Narcolepsy is a sleep disorder that is characterized by excessive sleepiness, sleep attacks, sleep paralysis, hallucinations and, for some, sudden loss of muscle control (cataplexy). It affects roughly 1 in 2,000 to 3,000 people but can go undiagnosed for many years. Narcolepsy with cataplexy has a known cause, related to a loss of cells in the brain that secrete hypocretin (also called orexin).Hypocretin is a chemical in the brain that is important for regulating wakefulness.
With narcolepsy, the boundaries between sleep and wakefulness are blurred, causing a person to feel very sleepy and fatigued during the day, have vivid dream-like hallucinations and paralysis while falling asleep or waking up, and experience disrupted nighttime sleep.Narcolepsy is often accompanied by cataplexy, a sudden loss of muscle control that can cause a person to collapse, slump over, or slur words without much warning. The disorder usually has its onset in childhood or adolescence. While there’s currently no cure for narcolepsy, there are treatments and lifestyle changes that greatly improve the symptoms.
Narcolepsy is a sleep disorder characterized by excessive sleepiness, sleep paralysis, hallucinations, and in some cases episodes of cataplexy (partial or total loss of muscle control, often triggered by a strong emotion such as laughter). Narcolepsy occurs equally in men and women and is thought to affect roughly 1 in 2,000 people. The symptoms appear in childhood or adolescence, but many people have symptoms of narcolepsy for years before getting a proper diagnosis.
People with narcolepsy feel very sleepy during the day and may involuntarily fall asleep during normal activities. In narcolepsy, the normal boundary between awake and asleep is blurred, so characteristics of sleeping can occur while a person is awake. For example, cataplexy is the muscle paralysis of REM sleep occurring during waking hours. It causes sudden loss of muscle tone that leads to a slack jaw, or weakness of the arms, legs, or trunk. People with narcolepsy can also experience dream-like hallucinations and paralysis as they are falling asleep or waking up, as well as disrupted nighttime sleep and vivid nightmares.

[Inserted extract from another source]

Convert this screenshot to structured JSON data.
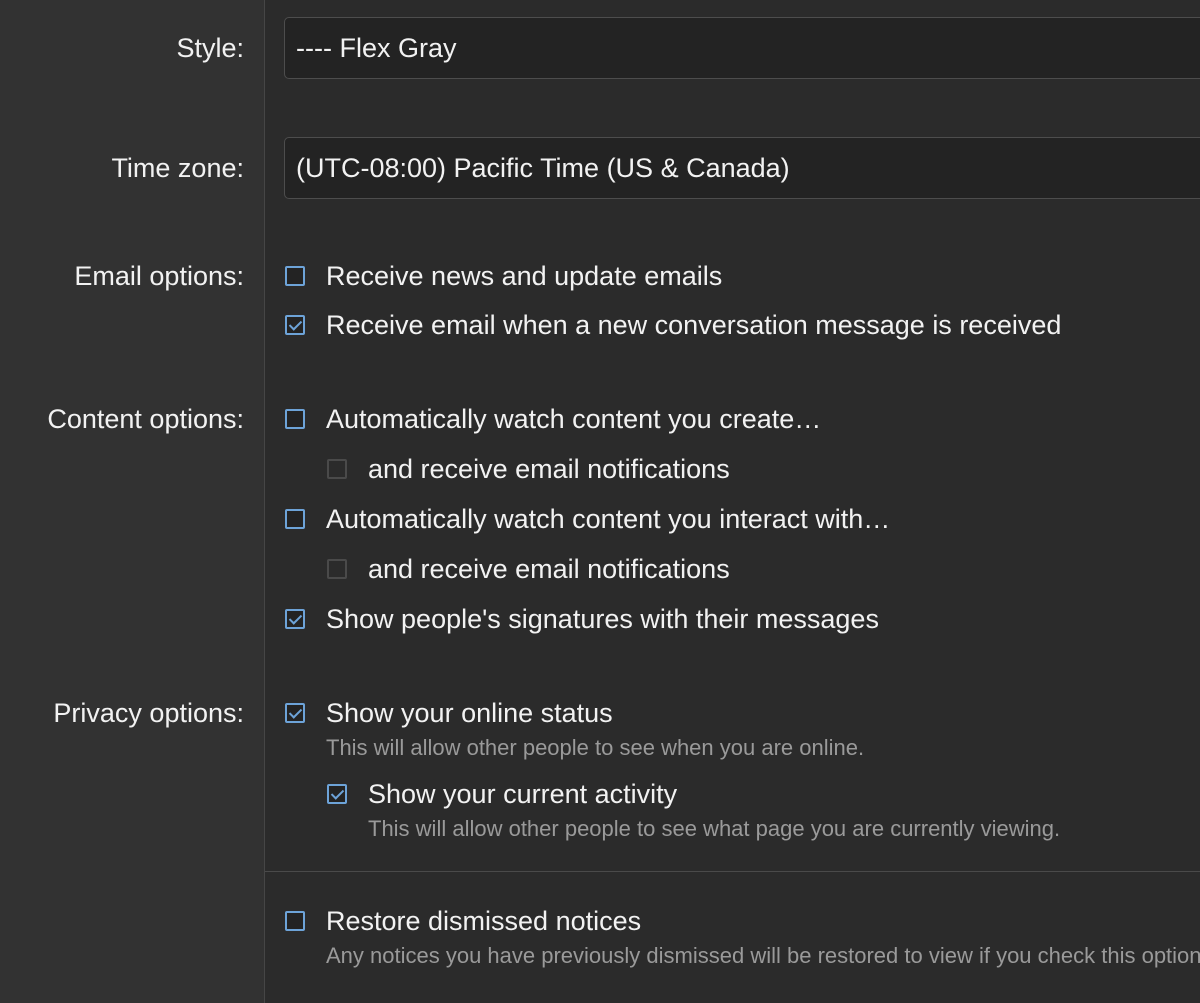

Narcolepsy with cataplexy is caused by the loss of a chemical in the brain called hypocretin. Hypocretin acts on the alerting systems in the brain, keeping us awake and regulating sleep wake cycles. In narcolepsy, the cluster of cells that produce hypocretin—located in a region called the hypothalamus—is damaged or completely destroyed. Without hypocretin, the person has trouble staying awake, and also experiences disruptions in the normal sleep-wake cycles.
Currently there is no cure for narcolepsy, but medications and behavioral treatments can improve symptoms for people so they can lead normal, productive lives.
In a typical sleep cycle, we initially enter the early stages of sleep followed by deeper sleep stages and ultimately (after about 90 minutes) rapid eye movement (REM) sleep. For people suffering from narcolepsy, REM sleep occurs almost immediately in the sleep cycle, as well as periodically during the waking hours. It is in REM sleep that we can experience dreams and muscle paralysis -- which explains some of the symptoms of narcolepsy.
The cause of narcolepsy is not known; however, scientists have made progress toward identifying genes strongly associated with the disorder. These genes control the production of chemicals in the brain that may signal sleep and awake cycles. Some experts think narcolepsy may be due to a deficiency in the production of a chemical called hypocretin by the brain. In addition, researchers have discovered abnormalities in various parts of the brain involved in regulating REM sleep. These abnormalities apparently contribute to symptom development. According to experts, it is likely narcolepsy involves multiple factors that interact to cause neurological dysfunction and REM sleep disturbances.
Symptoms of narcolepsy include: